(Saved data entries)

______________________________

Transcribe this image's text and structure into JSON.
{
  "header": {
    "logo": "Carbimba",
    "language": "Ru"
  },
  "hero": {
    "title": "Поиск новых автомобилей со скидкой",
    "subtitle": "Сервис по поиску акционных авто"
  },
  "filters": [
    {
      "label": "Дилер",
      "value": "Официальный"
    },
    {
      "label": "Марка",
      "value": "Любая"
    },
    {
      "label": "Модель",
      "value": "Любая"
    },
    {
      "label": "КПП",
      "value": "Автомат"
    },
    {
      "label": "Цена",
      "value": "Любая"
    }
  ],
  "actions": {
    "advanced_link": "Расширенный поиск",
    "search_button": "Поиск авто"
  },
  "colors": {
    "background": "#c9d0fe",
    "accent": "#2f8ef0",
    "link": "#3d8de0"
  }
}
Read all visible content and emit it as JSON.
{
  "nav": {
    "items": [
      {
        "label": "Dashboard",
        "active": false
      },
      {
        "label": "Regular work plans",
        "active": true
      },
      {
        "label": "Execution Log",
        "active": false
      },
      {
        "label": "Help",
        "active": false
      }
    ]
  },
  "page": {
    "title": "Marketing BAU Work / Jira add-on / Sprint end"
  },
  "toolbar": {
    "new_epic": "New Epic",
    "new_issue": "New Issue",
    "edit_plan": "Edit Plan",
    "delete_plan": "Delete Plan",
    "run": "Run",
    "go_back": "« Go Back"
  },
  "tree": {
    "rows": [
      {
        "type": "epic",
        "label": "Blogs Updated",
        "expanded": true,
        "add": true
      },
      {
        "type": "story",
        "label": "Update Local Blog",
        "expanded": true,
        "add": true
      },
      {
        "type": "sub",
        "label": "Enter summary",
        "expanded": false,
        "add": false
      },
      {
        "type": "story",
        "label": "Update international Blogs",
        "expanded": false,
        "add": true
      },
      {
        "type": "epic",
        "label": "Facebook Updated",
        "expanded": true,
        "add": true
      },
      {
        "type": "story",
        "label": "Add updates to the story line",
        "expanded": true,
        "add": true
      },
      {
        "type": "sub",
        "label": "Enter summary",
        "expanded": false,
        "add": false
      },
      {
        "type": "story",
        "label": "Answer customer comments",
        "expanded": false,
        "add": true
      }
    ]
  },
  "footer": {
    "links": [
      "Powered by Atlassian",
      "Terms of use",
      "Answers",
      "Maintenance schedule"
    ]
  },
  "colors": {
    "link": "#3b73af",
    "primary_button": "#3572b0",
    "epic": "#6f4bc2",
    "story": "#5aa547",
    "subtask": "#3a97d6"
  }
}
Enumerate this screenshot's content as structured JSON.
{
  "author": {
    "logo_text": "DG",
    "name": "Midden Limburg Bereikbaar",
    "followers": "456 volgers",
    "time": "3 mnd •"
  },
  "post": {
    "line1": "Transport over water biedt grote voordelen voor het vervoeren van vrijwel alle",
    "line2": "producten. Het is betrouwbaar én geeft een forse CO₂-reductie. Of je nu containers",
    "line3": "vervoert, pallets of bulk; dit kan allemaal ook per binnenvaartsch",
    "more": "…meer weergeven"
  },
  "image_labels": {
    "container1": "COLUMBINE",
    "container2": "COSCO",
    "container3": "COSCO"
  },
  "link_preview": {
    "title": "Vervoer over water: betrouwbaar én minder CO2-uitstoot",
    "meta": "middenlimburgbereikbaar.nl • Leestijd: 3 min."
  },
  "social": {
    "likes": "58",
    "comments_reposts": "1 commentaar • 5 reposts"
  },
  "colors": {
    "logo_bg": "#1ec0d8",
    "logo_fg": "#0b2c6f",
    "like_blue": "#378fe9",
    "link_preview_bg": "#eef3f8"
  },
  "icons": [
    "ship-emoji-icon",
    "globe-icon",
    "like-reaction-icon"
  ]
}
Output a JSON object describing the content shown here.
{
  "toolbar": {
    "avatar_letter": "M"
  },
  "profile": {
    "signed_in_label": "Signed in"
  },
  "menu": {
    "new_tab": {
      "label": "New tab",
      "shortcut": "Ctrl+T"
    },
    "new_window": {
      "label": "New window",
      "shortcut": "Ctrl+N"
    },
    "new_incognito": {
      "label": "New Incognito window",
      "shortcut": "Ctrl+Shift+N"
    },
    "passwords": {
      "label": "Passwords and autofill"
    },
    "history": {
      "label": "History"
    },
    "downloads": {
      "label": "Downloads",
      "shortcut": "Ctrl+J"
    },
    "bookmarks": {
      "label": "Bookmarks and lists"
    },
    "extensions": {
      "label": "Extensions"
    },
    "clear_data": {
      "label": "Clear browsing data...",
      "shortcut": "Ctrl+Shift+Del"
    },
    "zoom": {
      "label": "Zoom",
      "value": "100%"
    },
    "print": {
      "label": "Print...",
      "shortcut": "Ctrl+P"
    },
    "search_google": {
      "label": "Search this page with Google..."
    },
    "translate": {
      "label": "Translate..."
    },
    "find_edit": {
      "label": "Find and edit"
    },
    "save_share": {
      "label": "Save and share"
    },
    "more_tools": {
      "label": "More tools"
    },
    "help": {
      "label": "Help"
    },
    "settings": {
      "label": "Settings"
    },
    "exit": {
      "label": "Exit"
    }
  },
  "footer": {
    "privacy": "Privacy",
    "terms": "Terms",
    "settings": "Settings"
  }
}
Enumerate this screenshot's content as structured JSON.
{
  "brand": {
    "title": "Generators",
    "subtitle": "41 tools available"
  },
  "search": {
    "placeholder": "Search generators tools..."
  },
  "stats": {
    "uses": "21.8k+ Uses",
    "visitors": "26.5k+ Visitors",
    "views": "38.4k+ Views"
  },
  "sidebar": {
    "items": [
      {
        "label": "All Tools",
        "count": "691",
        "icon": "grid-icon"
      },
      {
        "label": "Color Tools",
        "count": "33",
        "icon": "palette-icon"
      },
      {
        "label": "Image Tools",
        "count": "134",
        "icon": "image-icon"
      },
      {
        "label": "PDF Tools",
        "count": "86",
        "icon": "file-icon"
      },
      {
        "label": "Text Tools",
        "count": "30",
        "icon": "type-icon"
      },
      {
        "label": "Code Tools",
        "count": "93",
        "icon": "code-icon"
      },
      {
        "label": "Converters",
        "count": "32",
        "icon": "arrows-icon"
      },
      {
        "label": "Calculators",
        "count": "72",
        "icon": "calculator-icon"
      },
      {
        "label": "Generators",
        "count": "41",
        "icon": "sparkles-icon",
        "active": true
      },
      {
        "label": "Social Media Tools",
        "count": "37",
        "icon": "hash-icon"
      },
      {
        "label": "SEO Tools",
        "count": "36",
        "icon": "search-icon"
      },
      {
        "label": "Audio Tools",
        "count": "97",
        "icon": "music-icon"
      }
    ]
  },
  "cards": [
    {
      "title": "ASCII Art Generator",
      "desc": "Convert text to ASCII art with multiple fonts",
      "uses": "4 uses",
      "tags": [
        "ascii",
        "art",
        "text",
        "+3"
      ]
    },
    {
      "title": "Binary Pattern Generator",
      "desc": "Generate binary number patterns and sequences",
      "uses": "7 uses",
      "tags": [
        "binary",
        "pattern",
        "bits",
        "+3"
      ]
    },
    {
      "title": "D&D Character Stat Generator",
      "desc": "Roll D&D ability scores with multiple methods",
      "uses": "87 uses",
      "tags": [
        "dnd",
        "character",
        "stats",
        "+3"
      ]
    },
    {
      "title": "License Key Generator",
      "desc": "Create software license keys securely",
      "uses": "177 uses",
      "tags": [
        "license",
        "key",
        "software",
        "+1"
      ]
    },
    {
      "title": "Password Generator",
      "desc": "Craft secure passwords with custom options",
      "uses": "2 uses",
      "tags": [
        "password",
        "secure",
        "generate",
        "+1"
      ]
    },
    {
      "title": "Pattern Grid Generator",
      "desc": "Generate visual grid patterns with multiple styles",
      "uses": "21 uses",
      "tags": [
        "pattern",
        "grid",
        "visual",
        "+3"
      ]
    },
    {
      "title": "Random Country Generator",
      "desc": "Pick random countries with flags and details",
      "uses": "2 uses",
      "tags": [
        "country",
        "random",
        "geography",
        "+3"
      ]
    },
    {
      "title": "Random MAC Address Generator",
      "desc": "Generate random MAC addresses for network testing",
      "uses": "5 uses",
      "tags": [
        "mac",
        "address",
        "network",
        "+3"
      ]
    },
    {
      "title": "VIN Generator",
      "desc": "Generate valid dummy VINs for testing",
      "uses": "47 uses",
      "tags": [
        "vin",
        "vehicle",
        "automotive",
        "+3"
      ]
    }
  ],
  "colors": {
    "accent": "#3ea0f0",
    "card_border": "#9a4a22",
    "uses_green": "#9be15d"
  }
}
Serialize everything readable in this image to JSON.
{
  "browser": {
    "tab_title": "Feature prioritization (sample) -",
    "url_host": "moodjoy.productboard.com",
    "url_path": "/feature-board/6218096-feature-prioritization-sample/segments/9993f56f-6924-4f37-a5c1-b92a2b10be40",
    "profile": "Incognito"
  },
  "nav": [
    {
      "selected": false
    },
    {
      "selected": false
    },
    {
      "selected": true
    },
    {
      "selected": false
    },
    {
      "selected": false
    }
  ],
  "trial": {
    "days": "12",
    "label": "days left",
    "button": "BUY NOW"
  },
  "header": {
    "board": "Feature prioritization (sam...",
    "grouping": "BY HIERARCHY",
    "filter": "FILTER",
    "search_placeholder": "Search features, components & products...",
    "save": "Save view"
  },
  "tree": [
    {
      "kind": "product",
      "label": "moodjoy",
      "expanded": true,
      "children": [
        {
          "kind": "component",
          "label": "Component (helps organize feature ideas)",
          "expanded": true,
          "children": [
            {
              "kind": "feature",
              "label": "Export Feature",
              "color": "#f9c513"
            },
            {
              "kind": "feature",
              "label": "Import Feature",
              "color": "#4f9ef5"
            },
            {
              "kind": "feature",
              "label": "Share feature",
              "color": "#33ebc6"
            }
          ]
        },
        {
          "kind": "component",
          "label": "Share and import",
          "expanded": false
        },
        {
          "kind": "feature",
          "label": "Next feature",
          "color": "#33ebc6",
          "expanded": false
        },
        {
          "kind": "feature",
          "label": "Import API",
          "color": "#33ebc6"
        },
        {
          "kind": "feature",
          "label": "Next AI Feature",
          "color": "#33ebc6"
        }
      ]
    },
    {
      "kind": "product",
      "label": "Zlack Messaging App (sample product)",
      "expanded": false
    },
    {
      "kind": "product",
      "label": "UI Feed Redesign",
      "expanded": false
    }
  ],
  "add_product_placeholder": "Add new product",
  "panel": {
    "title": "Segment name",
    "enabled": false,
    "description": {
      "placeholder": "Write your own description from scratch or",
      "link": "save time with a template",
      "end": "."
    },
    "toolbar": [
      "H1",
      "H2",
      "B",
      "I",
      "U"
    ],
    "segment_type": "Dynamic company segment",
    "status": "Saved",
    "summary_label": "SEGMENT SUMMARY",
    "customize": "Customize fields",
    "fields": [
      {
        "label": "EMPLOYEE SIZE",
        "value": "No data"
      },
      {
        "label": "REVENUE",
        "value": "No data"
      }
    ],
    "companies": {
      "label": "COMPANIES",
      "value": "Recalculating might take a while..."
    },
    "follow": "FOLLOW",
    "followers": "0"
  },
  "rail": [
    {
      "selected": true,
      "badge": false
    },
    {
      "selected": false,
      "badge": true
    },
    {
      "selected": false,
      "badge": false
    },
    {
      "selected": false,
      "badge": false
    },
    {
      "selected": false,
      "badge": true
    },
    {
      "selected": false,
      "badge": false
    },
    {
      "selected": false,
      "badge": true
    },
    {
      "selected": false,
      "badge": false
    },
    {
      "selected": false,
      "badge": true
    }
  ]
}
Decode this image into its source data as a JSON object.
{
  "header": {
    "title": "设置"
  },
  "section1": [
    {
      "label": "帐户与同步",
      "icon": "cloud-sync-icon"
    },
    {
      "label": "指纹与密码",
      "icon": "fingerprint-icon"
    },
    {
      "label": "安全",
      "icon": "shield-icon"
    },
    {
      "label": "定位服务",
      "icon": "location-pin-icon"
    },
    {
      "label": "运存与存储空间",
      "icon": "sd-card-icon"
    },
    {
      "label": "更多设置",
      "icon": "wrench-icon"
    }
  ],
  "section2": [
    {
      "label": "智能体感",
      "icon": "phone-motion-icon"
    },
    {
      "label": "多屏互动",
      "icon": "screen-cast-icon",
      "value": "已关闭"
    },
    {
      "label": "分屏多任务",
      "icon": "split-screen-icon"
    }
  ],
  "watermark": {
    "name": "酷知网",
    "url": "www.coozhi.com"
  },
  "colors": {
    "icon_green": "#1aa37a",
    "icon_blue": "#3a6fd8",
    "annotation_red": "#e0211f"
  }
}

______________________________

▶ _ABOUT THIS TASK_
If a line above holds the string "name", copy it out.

▶ _REPLY TO THE EXERCISE_
    "name": "Midden Limburg Bereikbaar",
    "title": "Segment name",
    "name": "酷知网",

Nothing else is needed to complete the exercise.